TASK GOAL:
The answer must consist of every line from the data that holds "animation".

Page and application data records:

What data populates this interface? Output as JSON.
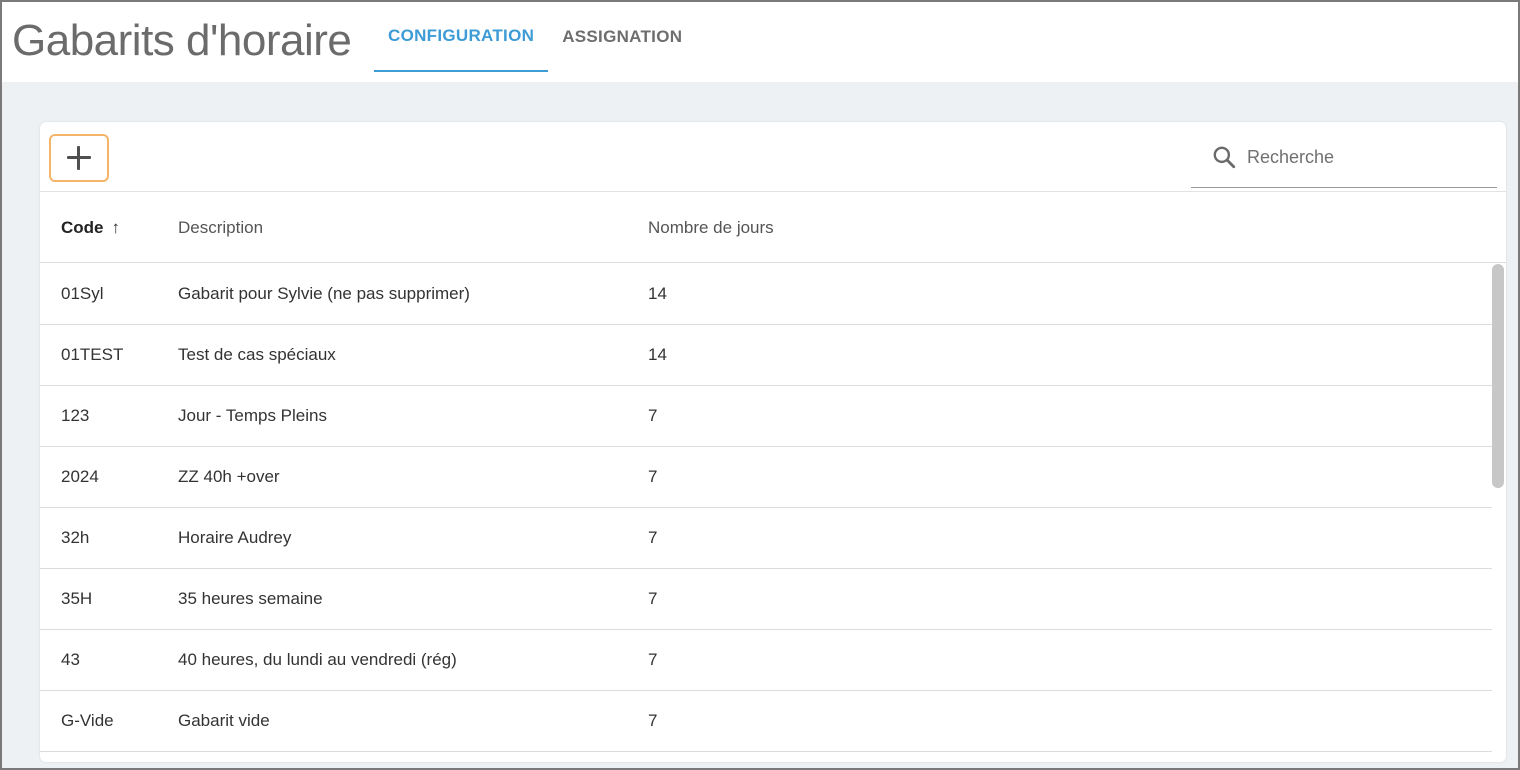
{
  "header": {
    "title": "Gabarits d'horaire",
    "tabs": [
      {
        "label": "CONFIGURATION",
        "active": true
      },
      {
        "label": "ASSIGNATION",
        "active": false
      }
    ]
  },
  "toolbar": {
    "add_icon": "plus-icon",
    "search": {
      "icon": "search-icon",
      "placeholder": "Recherche",
      "value": ""
    }
  },
  "table": {
    "columns": [
      {
        "label": "Code",
        "sorted": "ascending",
        "sort_icon": "↑"
      },
      {
        "label": "Description"
      },
      {
        "label": "Nombre de jours"
      }
    ],
    "rows": [
      {
        "code": "01Syl",
        "description": "Gabarit pour Sylvie (ne pas supprimer)",
        "days": "14"
      },
      {
        "code": "01TEST",
        "description": "Test de cas spéciaux",
        "days": "14"
      },
      {
        "code": "123",
        "description": "Jour - Temps Pleins",
        "days": "7"
      },
      {
        "code": "2024",
        "description": "ZZ 40h +over",
        "days": "7"
      },
      {
        "code": "32h",
        "description": "Horaire Audrey",
        "days": "7"
      },
      {
        "code": "35H",
        "description": "35 heures semaine",
        "days": "7"
      },
      {
        "code": "43",
        "description": "40 heures, du lundi au vendredi (rég)",
        "days": "7"
      },
      {
        "code": "G-Vide",
        "description": "Gabarit vide",
        "days": "7"
      }
    ]
  },
  "colors": {
    "accent": "#3d9bd6",
    "add_button_border": "#f4b56a",
    "content_background": "#eef1f4"
  }
}
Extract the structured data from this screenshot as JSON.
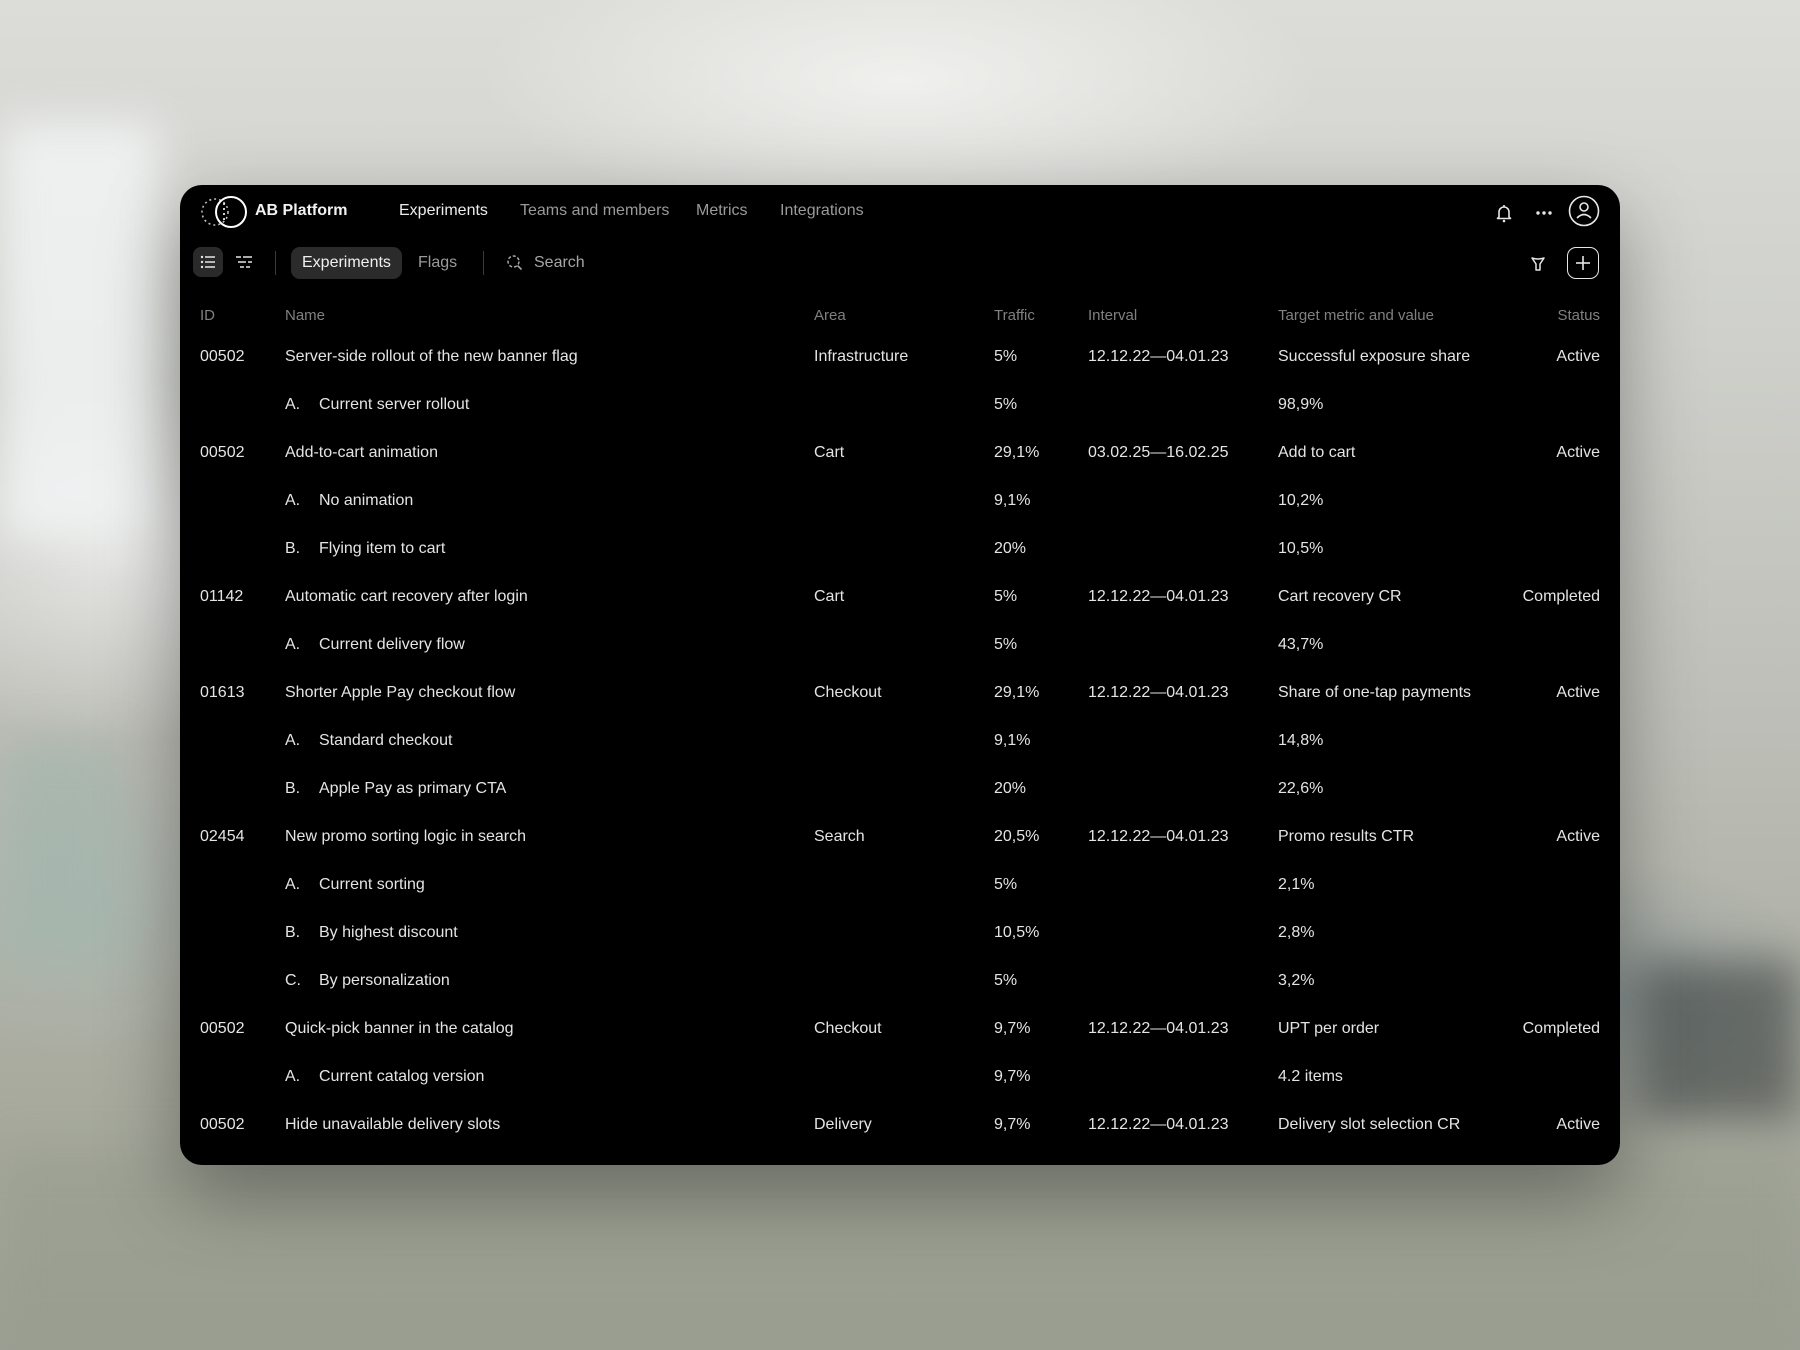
{
  "app": {
    "brand": "AB Platform",
    "nav": [
      "Experiments",
      "Teams and members",
      "Metrics",
      "Integrations"
    ]
  },
  "toolbar": {
    "tabs": [
      "Experiments",
      "Flags"
    ],
    "search_placeholder": "Search"
  },
  "table": {
    "columns": {
      "id": "ID",
      "name": "Name",
      "area": "Area",
      "traffic": "Traffic",
      "interval": "Interval",
      "target": "Target metric and value",
      "status": "Status"
    },
    "experiments": [
      {
        "id": "00502",
        "name": "Server-side rollout of the new banner flag",
        "area": "Infrastructure",
        "traffic": "5%",
        "interval": "12.12.22—04.01.23",
        "target": "Successful exposure share",
        "status": "Active",
        "variants": [
          {
            "letter": "A.",
            "name": "Current server rollout",
            "traffic": "5%",
            "value": "98,9%"
          }
        ]
      },
      {
        "id": "00502",
        "name": "Add-to-cart animation",
        "area": "Cart",
        "traffic": "29,1%",
        "interval": "03.02.25—16.02.25",
        "target": "Add to cart",
        "status": "Active",
        "variants": [
          {
            "letter": "A.",
            "name": "No animation",
            "traffic": "9,1%",
            "value": "10,2%"
          },
          {
            "letter": "B.",
            "name": "Flying item to cart",
            "traffic": "20%",
            "value": "10,5%"
          }
        ]
      },
      {
        "id": "01142",
        "name": "Automatic cart recovery after login",
        "area": "Cart",
        "traffic": "5%",
        "interval": "12.12.22—04.01.23",
        "target": "Cart recovery CR",
        "status": "Completed",
        "variants": [
          {
            "letter": "A.",
            "name": "Current delivery flow",
            "traffic": "5%",
            "value": "43,7%"
          }
        ]
      },
      {
        "id": "01613",
        "name": "Shorter Apple Pay checkout flow",
        "area": "Checkout",
        "traffic": "29,1%",
        "interval": "12.12.22—04.01.23",
        "target": "Share of one-tap payments",
        "status": "Active",
        "variants": [
          {
            "letter": "A.",
            "name": "Standard checkout",
            "traffic": "9,1%",
            "value": "14,8%"
          },
          {
            "letter": "B.",
            "name": "Apple Pay as primary CTA",
            "traffic": "20%",
            "value": "22,6%"
          }
        ]
      },
      {
        "id": "02454",
        "name": "New promo sorting logic in search",
        "area": "Search",
        "traffic": "20,5%",
        "interval": "12.12.22—04.01.23",
        "target": "Promo results CTR",
        "status": "Active",
        "variants": [
          {
            "letter": "A.",
            "name": "Current sorting",
            "traffic": "5%",
            "value": "2,1%"
          },
          {
            "letter": "B.",
            "name": "By highest discount",
            "traffic": "10,5%",
            "value": "2,8%"
          },
          {
            "letter": "C.",
            "name": "By personalization",
            "traffic": "5%",
            "value": "3,2%"
          }
        ]
      },
      {
        "id": "00502",
        "name": "Quick-pick banner in the catalog",
        "area": "Checkout",
        "traffic": "9,7%",
        "interval": "12.12.22—04.01.23",
        "target": "UPT per order",
        "status": "Completed",
        "variants": [
          {
            "letter": "A.",
            "name": "Current catalog version",
            "traffic": "9,7%",
            "value": "4.2 items"
          }
        ]
      },
      {
        "id": "00502",
        "name": "Hide unavailable delivery slots",
        "area": "Delivery",
        "traffic": "9,7%",
        "interval": "12.12.22—04.01.23",
        "target": "Delivery slot selection CR",
        "status": "Active",
        "variants": []
      }
    ]
  }
}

RESULT:
        "name": "Add-to-cart animation",
            "name": "No animation",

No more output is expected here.